Scientists have identified an enzyme that can help control inflammation and may pave the way for non-addictive painkillers which produce few side effects. Millions of people suffer from substance abuse disorders related to opioid use for pain relief, and thousands die as a result of drug abuse involving opioids and related drugs, researchers said.
As the problem amplifies, researchers are seeking non-addictive chronic pain treatment options that produce few or no negative side effects. Ken Hsu, a professor at the University of Virginia in the US, and his graduate student, Myungsun Shin, identified an enzyme that “chews up fat” molecules to produce chemical signals that control inflammation. The naturally occurring enzyme, called diacylglycerol lipase-beta (DAGL-b), is a possible new drug target for reducing pain. Hsu developed selective molecules that inhibit DAGL-b and reduce inflammation, similarly to aspirin and other non-steroidal anti-inflammatory drugs, or NSAIDS. However, unlike NSAIDs, DAGL-b inhibitors can provide pain relief without gastrointestinal toxicity in preclinical models when used over a long term.
Unlike opioids, DAGL-b inhibitors do not exhibit addictive properties.
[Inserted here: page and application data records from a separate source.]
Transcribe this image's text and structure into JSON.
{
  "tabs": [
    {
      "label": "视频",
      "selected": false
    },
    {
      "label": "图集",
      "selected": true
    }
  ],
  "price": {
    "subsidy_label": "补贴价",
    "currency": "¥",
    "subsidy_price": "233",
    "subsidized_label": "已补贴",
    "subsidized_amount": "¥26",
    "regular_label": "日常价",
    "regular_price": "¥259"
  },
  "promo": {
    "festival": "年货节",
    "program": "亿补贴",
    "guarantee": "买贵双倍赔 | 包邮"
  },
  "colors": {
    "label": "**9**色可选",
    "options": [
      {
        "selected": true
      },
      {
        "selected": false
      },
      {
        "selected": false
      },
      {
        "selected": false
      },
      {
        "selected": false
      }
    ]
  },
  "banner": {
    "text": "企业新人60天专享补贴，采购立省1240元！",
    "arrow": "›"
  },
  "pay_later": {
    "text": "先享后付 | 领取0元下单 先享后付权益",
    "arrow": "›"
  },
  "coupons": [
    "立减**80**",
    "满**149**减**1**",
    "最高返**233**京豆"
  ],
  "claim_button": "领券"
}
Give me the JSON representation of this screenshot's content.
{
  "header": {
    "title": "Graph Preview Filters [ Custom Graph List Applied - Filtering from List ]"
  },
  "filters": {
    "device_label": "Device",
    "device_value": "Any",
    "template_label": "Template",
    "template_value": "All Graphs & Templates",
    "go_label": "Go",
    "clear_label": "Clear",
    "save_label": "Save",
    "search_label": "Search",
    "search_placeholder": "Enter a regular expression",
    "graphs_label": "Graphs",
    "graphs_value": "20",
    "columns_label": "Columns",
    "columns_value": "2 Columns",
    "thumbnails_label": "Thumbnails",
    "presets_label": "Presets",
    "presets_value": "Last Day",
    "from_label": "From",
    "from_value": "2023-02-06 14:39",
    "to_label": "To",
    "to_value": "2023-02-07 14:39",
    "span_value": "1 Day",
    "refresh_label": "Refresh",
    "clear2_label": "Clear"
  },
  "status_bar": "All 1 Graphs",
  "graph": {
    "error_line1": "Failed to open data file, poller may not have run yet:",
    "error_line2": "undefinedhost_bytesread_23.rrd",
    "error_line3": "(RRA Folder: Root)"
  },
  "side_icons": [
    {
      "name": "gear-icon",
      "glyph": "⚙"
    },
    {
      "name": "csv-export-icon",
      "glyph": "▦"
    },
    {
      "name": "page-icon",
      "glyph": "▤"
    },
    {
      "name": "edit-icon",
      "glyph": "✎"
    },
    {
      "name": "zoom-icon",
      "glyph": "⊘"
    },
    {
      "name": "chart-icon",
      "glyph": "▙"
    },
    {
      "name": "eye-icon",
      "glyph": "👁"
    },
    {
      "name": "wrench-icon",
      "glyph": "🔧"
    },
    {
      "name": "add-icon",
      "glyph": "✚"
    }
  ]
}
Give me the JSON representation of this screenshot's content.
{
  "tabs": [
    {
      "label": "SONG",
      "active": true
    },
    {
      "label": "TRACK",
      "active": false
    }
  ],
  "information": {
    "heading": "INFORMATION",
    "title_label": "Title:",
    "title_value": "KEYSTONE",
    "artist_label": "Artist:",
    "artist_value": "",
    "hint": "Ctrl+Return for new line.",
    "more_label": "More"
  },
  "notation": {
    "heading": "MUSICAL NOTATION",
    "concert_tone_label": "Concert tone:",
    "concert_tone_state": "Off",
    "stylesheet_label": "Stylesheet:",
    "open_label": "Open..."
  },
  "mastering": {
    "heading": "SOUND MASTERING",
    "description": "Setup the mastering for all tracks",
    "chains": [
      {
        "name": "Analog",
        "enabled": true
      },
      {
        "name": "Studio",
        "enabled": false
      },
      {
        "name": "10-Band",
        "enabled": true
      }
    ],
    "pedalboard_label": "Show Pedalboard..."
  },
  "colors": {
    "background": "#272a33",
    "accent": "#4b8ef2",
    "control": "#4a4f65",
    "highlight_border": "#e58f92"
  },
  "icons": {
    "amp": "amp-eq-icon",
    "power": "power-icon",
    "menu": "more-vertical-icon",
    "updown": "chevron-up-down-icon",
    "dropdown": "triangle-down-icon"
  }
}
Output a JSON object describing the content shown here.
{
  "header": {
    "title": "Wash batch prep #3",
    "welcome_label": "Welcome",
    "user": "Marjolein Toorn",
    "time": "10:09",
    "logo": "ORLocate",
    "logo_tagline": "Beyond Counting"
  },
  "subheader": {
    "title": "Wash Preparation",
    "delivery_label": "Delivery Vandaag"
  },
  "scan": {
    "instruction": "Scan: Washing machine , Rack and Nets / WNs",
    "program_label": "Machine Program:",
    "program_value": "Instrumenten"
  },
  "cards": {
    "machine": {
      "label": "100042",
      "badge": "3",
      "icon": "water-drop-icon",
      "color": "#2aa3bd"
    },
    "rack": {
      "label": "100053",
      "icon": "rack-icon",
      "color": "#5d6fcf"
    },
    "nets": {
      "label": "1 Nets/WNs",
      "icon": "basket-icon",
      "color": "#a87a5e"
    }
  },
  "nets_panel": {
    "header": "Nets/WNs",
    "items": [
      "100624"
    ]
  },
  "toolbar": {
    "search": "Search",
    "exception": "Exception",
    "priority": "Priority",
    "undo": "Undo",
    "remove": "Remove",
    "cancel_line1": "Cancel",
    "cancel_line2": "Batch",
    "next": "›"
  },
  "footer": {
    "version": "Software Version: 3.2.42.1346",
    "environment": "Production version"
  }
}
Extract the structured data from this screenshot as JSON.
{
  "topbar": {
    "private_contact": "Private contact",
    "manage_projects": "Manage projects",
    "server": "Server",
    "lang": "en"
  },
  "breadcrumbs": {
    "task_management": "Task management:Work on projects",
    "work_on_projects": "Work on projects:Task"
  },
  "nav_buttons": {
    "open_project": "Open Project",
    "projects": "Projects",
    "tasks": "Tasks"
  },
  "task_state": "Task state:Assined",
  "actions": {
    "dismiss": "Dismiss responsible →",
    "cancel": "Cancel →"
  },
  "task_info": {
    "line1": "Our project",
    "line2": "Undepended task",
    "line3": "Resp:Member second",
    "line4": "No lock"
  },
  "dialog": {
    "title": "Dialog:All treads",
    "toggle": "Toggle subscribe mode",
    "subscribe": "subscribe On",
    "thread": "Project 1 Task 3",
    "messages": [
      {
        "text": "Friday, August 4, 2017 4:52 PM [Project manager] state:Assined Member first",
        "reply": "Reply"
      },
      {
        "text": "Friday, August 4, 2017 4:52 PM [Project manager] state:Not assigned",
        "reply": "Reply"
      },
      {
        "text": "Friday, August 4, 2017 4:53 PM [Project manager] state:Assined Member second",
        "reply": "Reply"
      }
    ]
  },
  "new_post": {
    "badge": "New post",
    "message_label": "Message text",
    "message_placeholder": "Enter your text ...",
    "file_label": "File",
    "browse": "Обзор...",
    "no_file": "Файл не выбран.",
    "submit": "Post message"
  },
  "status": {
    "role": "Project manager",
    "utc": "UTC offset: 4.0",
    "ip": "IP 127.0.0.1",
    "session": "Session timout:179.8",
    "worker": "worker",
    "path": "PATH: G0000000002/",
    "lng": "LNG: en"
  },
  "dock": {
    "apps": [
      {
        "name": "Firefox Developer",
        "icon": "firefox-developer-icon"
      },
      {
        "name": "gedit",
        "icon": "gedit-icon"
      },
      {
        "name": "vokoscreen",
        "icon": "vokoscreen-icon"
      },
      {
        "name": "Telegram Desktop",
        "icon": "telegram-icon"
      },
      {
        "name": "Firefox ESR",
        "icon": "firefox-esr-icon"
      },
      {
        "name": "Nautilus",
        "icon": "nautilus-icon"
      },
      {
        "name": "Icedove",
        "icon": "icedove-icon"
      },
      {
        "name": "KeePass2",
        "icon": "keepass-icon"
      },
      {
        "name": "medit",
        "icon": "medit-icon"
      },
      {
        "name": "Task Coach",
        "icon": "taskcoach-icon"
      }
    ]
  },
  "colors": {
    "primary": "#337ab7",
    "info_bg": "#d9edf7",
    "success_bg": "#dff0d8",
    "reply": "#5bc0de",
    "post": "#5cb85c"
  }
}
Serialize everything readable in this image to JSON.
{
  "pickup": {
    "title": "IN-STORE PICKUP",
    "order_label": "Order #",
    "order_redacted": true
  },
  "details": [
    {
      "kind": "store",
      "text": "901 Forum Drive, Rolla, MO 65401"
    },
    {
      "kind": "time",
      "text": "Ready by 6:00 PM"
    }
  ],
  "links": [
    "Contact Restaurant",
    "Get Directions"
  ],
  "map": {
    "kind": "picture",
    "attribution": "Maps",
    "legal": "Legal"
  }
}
“This could be a new route to treating long-term inflammation and pain without the side effects of toxicity and risk of addiction observed with current treatment options,” Hsu said in a statement.
“Generally, if we block inflammation, we also affect the immune response. But were suggesting a different approach, one where we can stop inflammation without impacting the normal immune response,” said Hsu. The research, published in the journal Cell Chemical Biology, demonstrate that DAGL-b inhibitors are highly effective at reducing different pain states, including neuropathic pain and chemotherapy-induced peripheral neuropathy.
In the study, the Hsu lab uncovered a new role for DAGL-b in dendritic cells, a specialised type of innate immune cell that not only controls inflammation, but can also activate our body’s ability to fight infections by stimulating T cells, which produce an immune response. “We found that by blocking DAGL-b, we can stop inflammation without affecting immunity,” Hsu said. “This supports the idea that DAGL-b is a viable target for long-term blockade of inflammation and pain without potentially compromising our immune system,” he said.